I don’t think this raccoon is going to meet a similar fate.
First of all, there was nary a Kanga nor a Roo in sight to help heave or ho. Secondly, even if there were, they would need a fire truck ladder to get anywhere near him. I was hoping Laurie would write about the raccoon so I wouldn’t have to, but so far, she has not.
Laurie writes an excellent blog called My Big Walk. One Woman, One Year, One Thousand Miles. Basically, it’s a chronicle of her daily walking adventures and somehow I was invited to join her on one of them.
She took me to a county park, accompanied only by her dog and a granola bar. She has a three-mile-a-day walking goal, which basically means we walk for an hour. I don’t often walk in the woods and I now realize why. There is too damn much to pay attention to. Sticks, rocks, uneven terrain. The rampant thorn bushes shredded my knit gloves. The creek I stepped into muddied my new sneakers and left them smelling like poo. I prefer concrete and asphalt. They’re so much more civilized.
Both of us were happy to ignore the fact that the trails didn’t take us very far. They’d end abruptly and we’d backtrack to a new path. “Two markings on a tree mean TURN,” Laurie explained, as she’d hang a random left. She was completely confident navigating the woods. “I was a Brownie,” she said, as if this explained anything. I was a Brownie, too, but all I remember from that experience was learning the Mexican Hat Dance.

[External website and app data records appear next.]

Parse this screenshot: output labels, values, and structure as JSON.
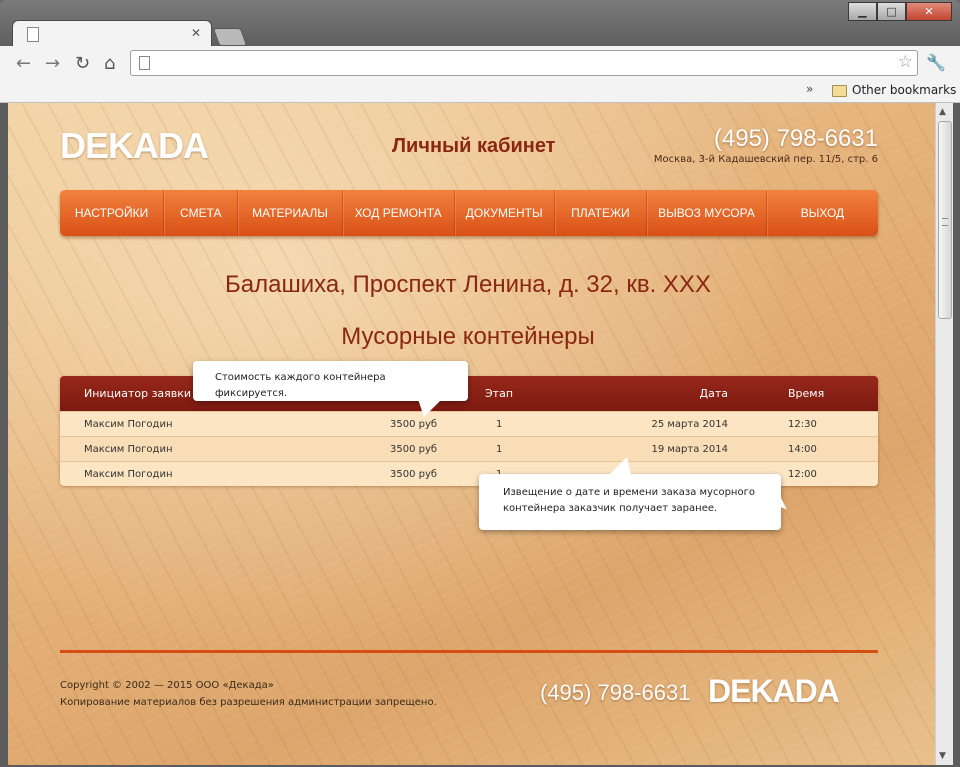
{
  "browser": {
    "bookmarks": {
      "chevron": "»",
      "other_bookmarks": "Other bookmarks"
    },
    "icons": [
      "back-icon",
      "forward-icon",
      "reload-icon",
      "home-icon",
      "page-icon",
      "star-icon",
      "wrench-icon",
      "folder-icon"
    ]
  },
  "site": {
    "logo": "DEKADA",
    "cabinet": "Личный кабинет",
    "phone": "(495) 798-6631",
    "address": "Москва, 3-й Кадашевский пер. 11/5, стр. 6"
  },
  "menu": [
    "НАСТРОЙКИ",
    "СМЕТА",
    "МАТЕРИАЛЫ",
    "ХОД РЕМОНТА",
    "ДОКУМЕНТЫ",
    "ПЛАТЕЖИ",
    "ВЫВОЗ МУСОРА",
    "ВЫХОД"
  ],
  "page": {
    "address_title": "Балашиха, Проспект Ленина, д. 32, кв. XXX",
    "section_title": "Мусорные контейнеры"
  },
  "table": {
    "headers": {
      "initiator": "Инициатор заявки",
      "stage": "Этап",
      "date": "Дата",
      "time": "Время"
    },
    "rows": [
      {
        "initiator": "Максим Погодин",
        "cost": "3500 руб",
        "stage": "1",
        "date": "25 марта 2014",
        "time": "12:30"
      },
      {
        "initiator": "Максим Погодин",
        "cost": "3500 руб",
        "stage": "1",
        "date": "19 марта 2014",
        "time": "14:00"
      },
      {
        "initiator": "Максим Погодин",
        "cost": "3500 руб",
        "stage": "1",
        "date": "",
        "time": "12:00"
      }
    ]
  },
  "callouts": {
    "cost": "Стоимость каждого контейнера фиксируется.",
    "notice_line1": "Извещение о дате и времени заказа мусорного",
    "notice_line2": "контейнера заказчик получает заранее."
  },
  "footer": {
    "copyright": "Copyright © 2002 — 2015 ООО «Декада»",
    "notice": "Копирование материалов без разрешения администрации запрещено.",
    "phone": "(495) 798-6631",
    "logo": "DEKADA"
  },
  "colors": {
    "accent": "#d95016",
    "header_red": "#8a2712",
    "table_head": "#7c1a10"
  }
}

This was my first time meeting Laurie, so I wanted to be a good sport about the whole thing. She’s got a great sense of humor, is easy to talk to, and generous with advice and ideas about writing and walking and life, all of which helped to mitigate how envious I am about her blog. She loves to walk, loves to play tennis, loves to write. It was almost like being with a more disciplined, more accomplished, more woods-savvy version of me.
Neither of us found it easy to leave the raccoon. “Do you think we’re watching him expire?” she said at one point, and then, “I’m a little afraid he’s going to fall on me.” Those were the exact two thoughts that I was thinking at the time. Along with “God, I hope I don’t feel compelled to write about this.”
UPDATE: She has written about it. And has pictures, as well. Here.